The JRPG space is filled with a host of popular and prominent series. Games like Final Fantasy, Persona, and Dragon Quest are always in the limelight, making it easy to overlook other great titles. The Tales series has, admittedly, been one that I’ve personally neglected a fair amount but Tales of Arise intrigued me enough to give it a go. And I’m glad that I did. With an elaborate combat system and engaging story filled with memorable characters, I’ve been put back on the straight and narrow with the Tales games.
Odd Couple Anime Fantasy Edition

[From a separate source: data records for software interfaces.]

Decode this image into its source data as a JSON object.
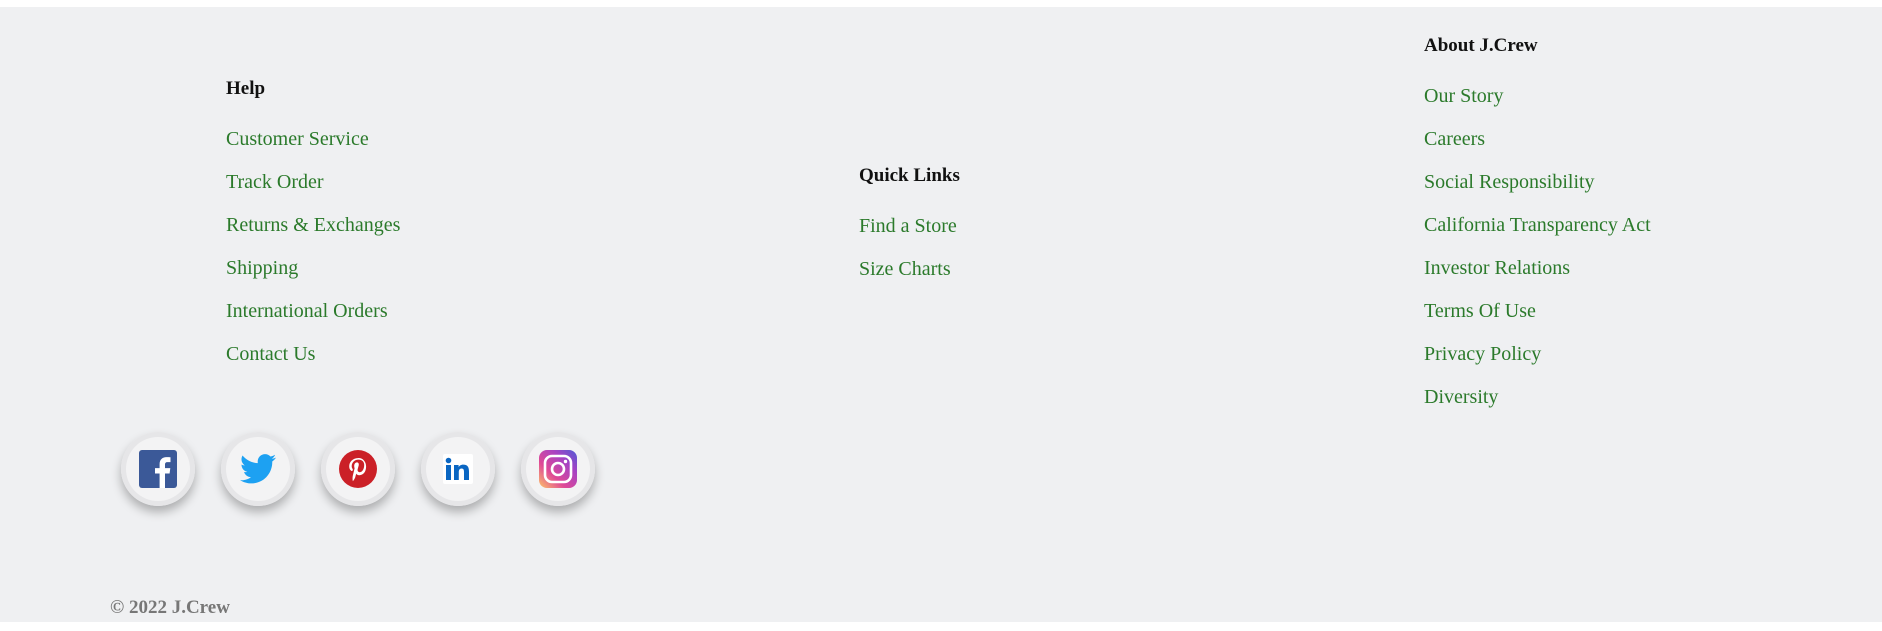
{
  "help": {
    "heading": "Help",
    "links": [
      "Customer Service",
      "Track Order",
      "Returns & Exchanges",
      "Shipping",
      "International Orders",
      "Contact Us"
    ]
  },
  "quick_links": {
    "heading": "Quick Links",
    "links": [
      "Find a Store",
      "Size Charts"
    ]
  },
  "about": {
    "heading": "About J.Crew",
    "links": [
      "Our Story",
      "Careers",
      "Social Responsibility",
      "California Transparency Act",
      "Investor Relations",
      "Terms Of Use",
      "Privacy Policy",
      "Diversity"
    ]
  },
  "social": {
    "icons": [
      "facebook-icon",
      "twitter-icon",
      "pinterest-icon",
      "linkedin-icon",
      "instagram-icon"
    ],
    "colors": {
      "facebook": "#3b5998",
      "twitter": "#1da1f2",
      "pinterest": "#cb2027",
      "linkedin": "#0a66c2",
      "instagram": "#c13584"
    }
  },
  "copyright": "© 2022 J.Crew",
  "colors": {
    "link": "#2b7a2b",
    "background": "#eff0f2"
  }
}
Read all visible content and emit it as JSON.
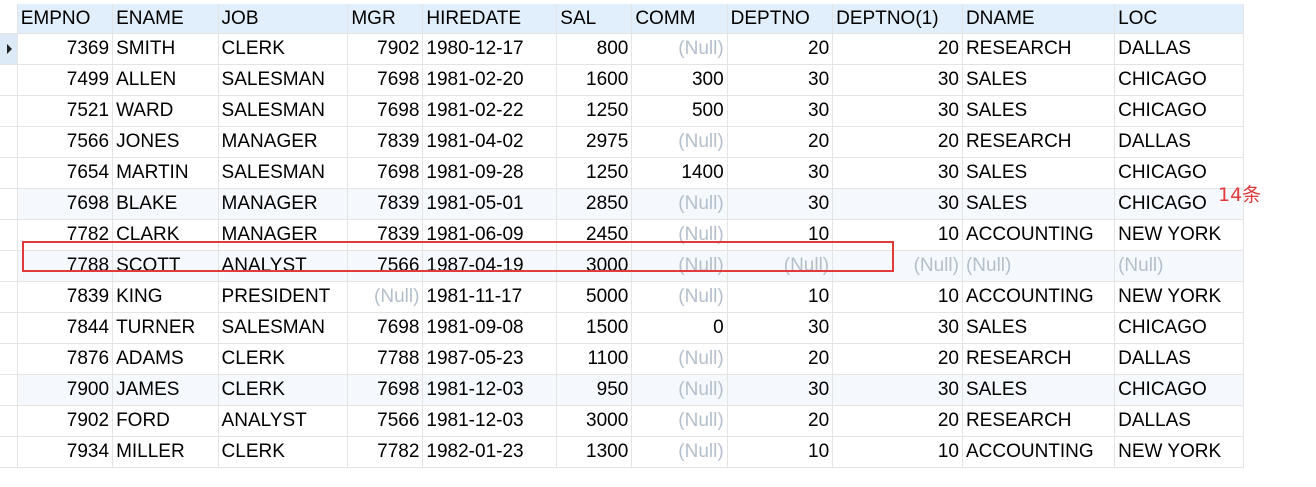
{
  "grid": {
    "columns": [
      "EMPNO",
      "ENAME",
      "JOB",
      "MGR",
      "HIREDATE",
      "SAL",
      "COMM",
      "DEPTNO",
      "DEPTNO(1)",
      "DNAME",
      "LOC"
    ],
    "null_text": "(Null)",
    "rows": [
      [
        "7369",
        "SMITH",
        "CLERK",
        "7902",
        "1980-12-17",
        "800",
        null,
        "20",
        "20",
        "RESEARCH",
        "DALLAS"
      ],
      [
        "7499",
        "ALLEN",
        "SALESMAN",
        "7698",
        "1981-02-20",
        "1600",
        "300",
        "30",
        "30",
        "SALES",
        "CHICAGO"
      ],
      [
        "7521",
        "WARD",
        "SALESMAN",
        "7698",
        "1981-02-22",
        "1250",
        "500",
        "30",
        "30",
        "SALES",
        "CHICAGO"
      ],
      [
        "7566",
        "JONES",
        "MANAGER",
        "7839",
        "1981-04-02",
        "2975",
        null,
        "20",
        "20",
        "RESEARCH",
        "DALLAS"
      ],
      [
        "7654",
        "MARTIN",
        "SALESMAN",
        "7698",
        "1981-09-28",
        "1250",
        "1400",
        "30",
        "30",
        "SALES",
        "CHICAGO"
      ],
      [
        "7698",
        "BLAKE",
        "MANAGER",
        "7839",
        "1981-05-01",
        "2850",
        null,
        "30",
        "30",
        "SALES",
        "CHICAGO"
      ],
      [
        "7782",
        "CLARK",
        "MANAGER",
        "7839",
        "1981-06-09",
        "2450",
        null,
        "10",
        "10",
        "ACCOUNTING",
        "NEW YORK"
      ],
      [
        "7788",
        "SCOTT",
        "ANALYST",
        "7566",
        "1987-04-19",
        "3000",
        null,
        null,
        null,
        null,
        null
      ],
      [
        "7839",
        "KING",
        "PRESIDENT",
        null,
        "1981-11-17",
        "5000",
        null,
        "10",
        "10",
        "ACCOUNTING",
        "NEW YORK"
      ],
      [
        "7844",
        "TURNER",
        "SALESMAN",
        "7698",
        "1981-09-08",
        "1500",
        "0",
        "30",
        "30",
        "SALES",
        "CHICAGO"
      ],
      [
        "7876",
        "ADAMS",
        "CLERK",
        "7788",
        "1987-05-23",
        "1100",
        null,
        "20",
        "20",
        "RESEARCH",
        "DALLAS"
      ],
      [
        "7900",
        "JAMES",
        "CLERK",
        "7698",
        "1981-12-03",
        "950",
        null,
        "30",
        "30",
        "SALES",
        "CHICAGO"
      ],
      [
        "7902",
        "FORD",
        "ANALYST",
        "7566",
        "1981-12-03",
        "3000",
        null,
        "20",
        "20",
        "RESEARCH",
        "DALLAS"
      ],
      [
        "7934",
        "MILLER",
        "CLERK",
        "7782",
        "1982-01-23",
        "1300",
        null,
        "10",
        "10",
        "ACCOUNTING",
        "NEW YORK"
      ]
    ],
    "selected_row": 0
  },
  "annotation": {
    "text": "14条",
    "color": "#e03a3a"
  },
  "colors": {
    "header_bg": "#e1eefb",
    "null_text": "#b4bfcc",
    "highlight_border": "#e03a3a"
  }
}
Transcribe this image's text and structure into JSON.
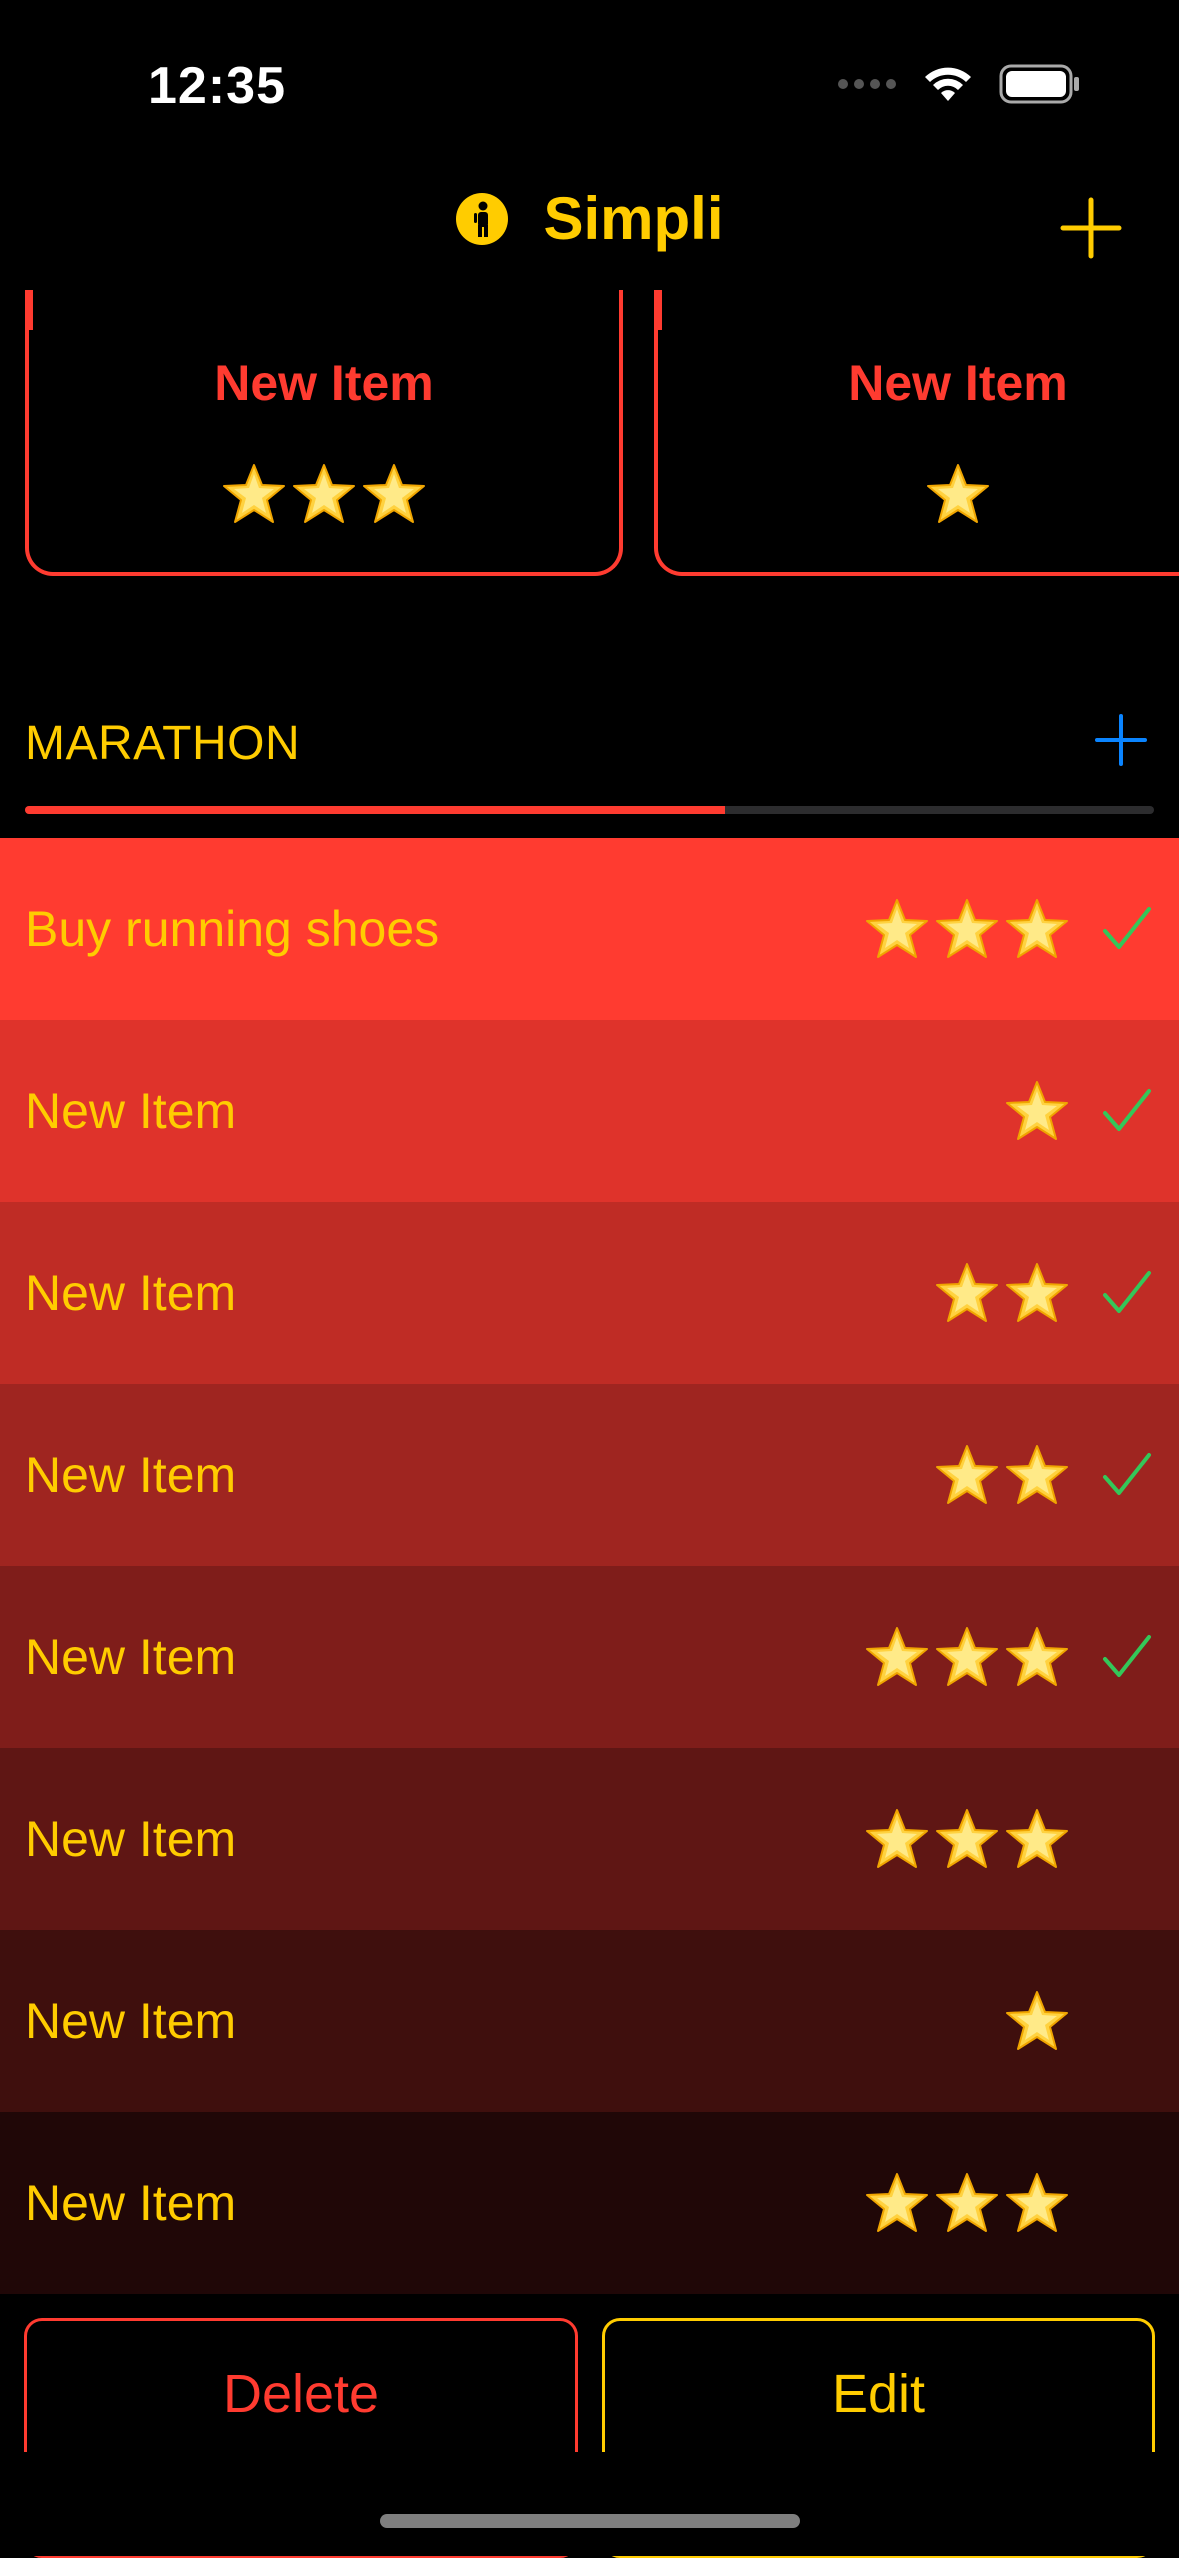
{
  "status_bar": {
    "time": "12:35",
    "icons": [
      "signal-dots-icon",
      "wifi-icon",
      "battery-icon"
    ]
  },
  "nav": {
    "title": "Simpli",
    "logo_icon": "walking-person-icon",
    "add_icon": "plus-icon"
  },
  "cards": [
    {
      "title": "New Item",
      "stars": 3
    },
    {
      "title": "New Item",
      "stars": 1
    }
  ],
  "section": {
    "title": "MARATHON",
    "add_icon": "plus-icon",
    "progress": 0.62
  },
  "list": [
    {
      "label": "Buy running shoes",
      "stars": 3,
      "done": true,
      "bg": "#ff3b30"
    },
    {
      "label": "New Item",
      "stars": 1,
      "done": true,
      "bg": "#df332b"
    },
    {
      "label": "New Item",
      "stars": 2,
      "done": true,
      "bg": "#bf2c25"
    },
    {
      "label": "New Item",
      "stars": 2,
      "done": true,
      "bg": "#9f2520"
    },
    {
      "label": "New Item",
      "stars": 3,
      "done": true,
      "bg": "#7f1d1a"
    },
    {
      "label": "New Item",
      "stars": 3,
      "done": false,
      "bg": "#5f1614"
    },
    {
      "label": "New Item",
      "stars": 1,
      "done": false,
      "bg": "#3f0f0d"
    },
    {
      "label": "New Item",
      "stars": 3,
      "done": false,
      "bg": "#200707"
    }
  ],
  "actions": {
    "delete_label": "Delete",
    "edit_label": "Edit"
  },
  "colors": {
    "accent": "#ffcc00",
    "red": "#ff3b30",
    "check": "#34c759",
    "link": "#0a84ff"
  }
}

The setting of Arise is a dark and dismal world. The less remarkable race known as the Dahnans has been enduring long-lasting enslavement at the hands of the more powerful Renans. The latter are beings with mystical powers that have been pillaging and exploiting the world of the Dahnans for their own gain. More specifically, the Renans force the enslaved race to work tirelessly to collect resources for the purposes of running the Crown Contests. These decade-long affairs are how the high-tech race decides who becomes the Sovereign among them.
Early on, we’re introduced to one of the slaves, Alphen, a man donning an iron mask who feels no pain and has little memory of his past. During an operation involving a train, he finds himself in the middle of an altercation between his Renan taskmasters and a group of resistance fighters. They discover onboard the train a seemingly captive Renan named Shionne, a woman with a body that emits lightning thorns anytime someone touches her. On top of that, within her body lies a mighty sword made of fire which only Alphen can use due to his inability to feel pain. The two become an “odd couple” of sorts who are after different things but have a common enemy: the Renans.
The game has tons of other great characters and side stories but the dysfunctional partnership of Shionne and Alphen was the highlight for me. As a team, their unique characteristics make them perfect for each other. Their personalities, though, are complete opposites which leads to both hilarious and dramatic moments. There’s a lot of tension and intrigued that builds up the more we learn about both of their pasts. The fact that deep down they’re supposed to be enemies by virtue of them being of different races only lends more to the drama of Tales of Arise’s story.
The heart and soul of Arise’s gameplay lie in its intricate combat, which, I dare say, is one of the best ones I’ve played in a JRPG. Every character in your group has their own fighting style that is highly stylish and is capable of spectacular combos. For example, Alphen can begin a ground assault that leads to a launcher into an air combo. Your choices for finishers range from using one of your Artes – the game’s version of abilities – to buddying up with another party member to unleash a spectacular team attack. Tales of Arise spares no expense when it comes to how flashy its combat can become. With tons of different types of Artes and a wide range of skills you can unlock, there’s plenty of ways you can customize the way you dispatch enemies. If this is all sounding a bit too complicated, you can rest assured that Arise’s combat is quite easy to grasp. I admittedly found some of the boss fights a bit frustrating as they posed a significant difference in the way you approach them compared to regular enemies.
Besides beating up enemies, Tales of Arise has a pseudo-open world filled with a variety of zones for you to explore. Throughout your venturing, you complete quests for rewards and discover hidden treasure that you can then use to craft items to enhance your party members. As with most JRPGs, you can expect the best items to often require a fair amount of grinding. The results, however, are well worth the effort.
More Time in the Oven
Tales of Arise isn’t without its blemishes, which unfortunately come primarily in the audio-visual department. From a design standpoint, every character looks absolutely stunning as though they’ve been taken from a fantasy anime series. Where things get hairy is during cutscenes. Character models will start moving stiffly and awkwardly, as if the animators weren’t sure how they should move, particularly during dialogue scenes. It’s a stark contrast from the gameplay beats and combat during which characters move a lot more fluidly.
What’s worse is Arise’s mismatched scoring. There are scenes in this game where the music just flat-out doesn’t match what is going on, which makes me wonder if the project had any musical budget at all. Don’t get me wrong. The music that exists within the game is quite good. When the epic march you’re hearing in the background as you roam the land, though, continues to play during a gag scene or a sad moment, all sense of immersion is lost. I’d be happy to admit this as a nitpick if it wasn’t occurring as prominently as it did.
Despite a few small issues, Tales of Arise is one of the best JRPGs to come out in 2021. The epic tale of an odd fantasy couple that must work together contains a lot of powerful moments and gives every single character a fair amount of development. The combat system is highly customizable and absolutely addictive. And a bit of mild grinding aside, there wasn’t a dull moment in sight. Whether you’re a Tales fan or are just diving in for the first time, Tales of Arise is a must-buy for all JRPG fans.